A Peek Inside … Music Education Assistant Professor Robin Giebelhausen’s Office
April 13, 2022 School of Music | College of Arts and Humanities
Colorful puppets, ukuleles create inviting space for songs and learning.
By Karen Shih ’09 | Maryland Today
Robin Giebelhausen believes it’s never too early to start a child’s musical education—and that includes her own little ones in utero right now.
The assistant professor of music education is 30 weeks pregnant with twins. She is taking every opportunity to sing to her babies, whether that is around the house or in class with her students.
“I want everyone to feel that they have access to music and can play music however they want,” said Giebelhausen.
This fall, she is launching an early childhood music program in the School of Music, to allow caregivers to bring in kids from birth to 5 years old to the University of Maryland for classes.
“Little kids love to play, and through play we can create opportunities for musical growth. They are not yet shaped by the world, so there is so much room for growth,” she said.
She took Maryland Today on a tour through her whimsical office, full of kid-friendly instruments and stuffed animals, in The Clarice Smith Performing Arts Center.
Giebelhausen started as a pianist and a singer, but wanted a more portable instrument for teaching. “I tried guitar but it never fit my body. I found younger students have that same problem. Somebody suggested I try ukuleles, and that same solution worked wonderfully for elementary school students.”

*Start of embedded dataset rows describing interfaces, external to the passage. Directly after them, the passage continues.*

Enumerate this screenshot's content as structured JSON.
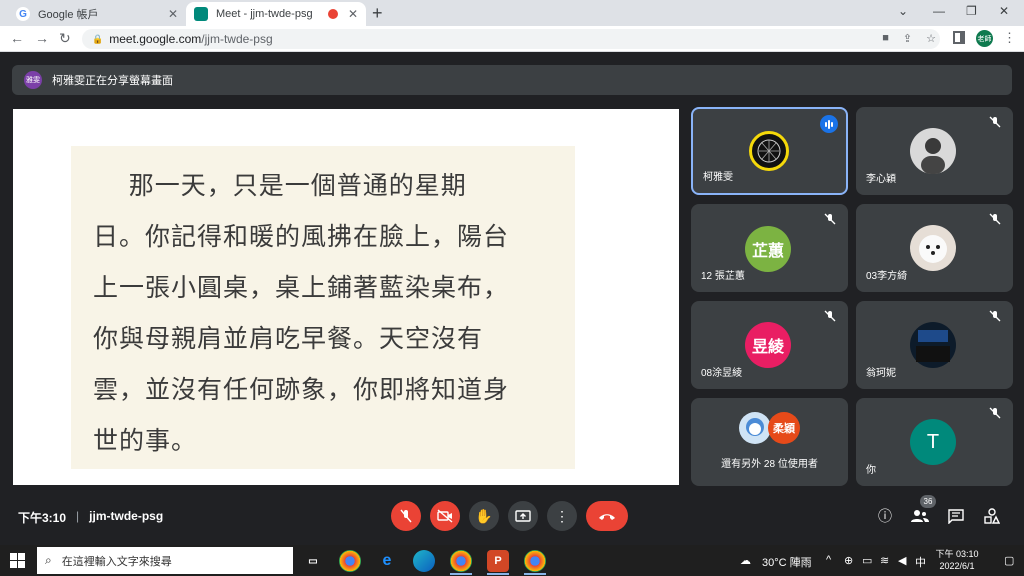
{
  "browser": {
    "tabs": [
      {
        "label": "Google 帳戶"
      },
      {
        "label": "Meet - jjm-twde-psg"
      }
    ],
    "url_host": "meet.google.com",
    "url_path": "/jjm-twde-psg",
    "profile_label": "老師"
  },
  "meet": {
    "banner_chip": "雅雯",
    "banner_text": "柯雅雯正在分享螢幕畫面",
    "slide_lines": [
      "    那一天，只是一個普通的星期",
      "日。你記得和暖的風拂在臉上，陽台",
      "上一張小圓桌，桌上鋪著藍染桌布，",
      "你與母親肩並肩吃早餐。天空沒有",
      "雲，並沒有任何跡象，你即將知道身",
      "世的事。"
    ],
    "participants": [
      {
        "name": "柯雅雯",
        "avatar": ""
      },
      {
        "name": "李心穎",
        "avatar": ""
      },
      {
        "name": "12 張芷蕙",
        "avatar": "芷蕙",
        "color": "#7cb342"
      },
      {
        "name": "03李方綺",
        "avatar": ""
      },
      {
        "name": "08涂昱綾",
        "avatar": "昱綾",
        "color": "#e91e63"
      },
      {
        "name": "翁珂妮",
        "avatar": ""
      },
      {
        "name": "還有另外 28 位使用者",
        "avatar": "柔穎",
        "color": "#e64a19"
      },
      {
        "name": "你",
        "avatar": "T",
        "color": "#00897b"
      }
    ],
    "time": "下午3:10",
    "meeting_code": "jjm-twde-psg",
    "people_count": "36"
  },
  "taskbar": {
    "search_placeholder": "在這裡輸入文字來搜尋",
    "weather": "30°C 陣雨",
    "ime": "中",
    "clock_time": "下午 03:10",
    "clock_date": "2022/6/1"
  }
}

Her collection of ukuleles includes her first one—still her favorite today—which she dubs the “Fluke Uke” after the name of the company that created it. Its unique flat bottom means she can stand it up when she is done with it, and she likes that it is “super durable. It’s been kicked across the classroom and stays together! And it has a lovely sound, despite that.”
She also has a banjo-lele, an electric ukulele that lights up, a left-handed uke (“it is a good reminder to me about how difficult it is to switch hands and what it is to be a beginner”) and a 3D-printed uke made in collaboration with people in the Clark School. “Hopefully it will be a way in the future to get students quick access to an instrument,” she said.
Read more in Maryland Today.
Photo by Stephanie S. Cordle.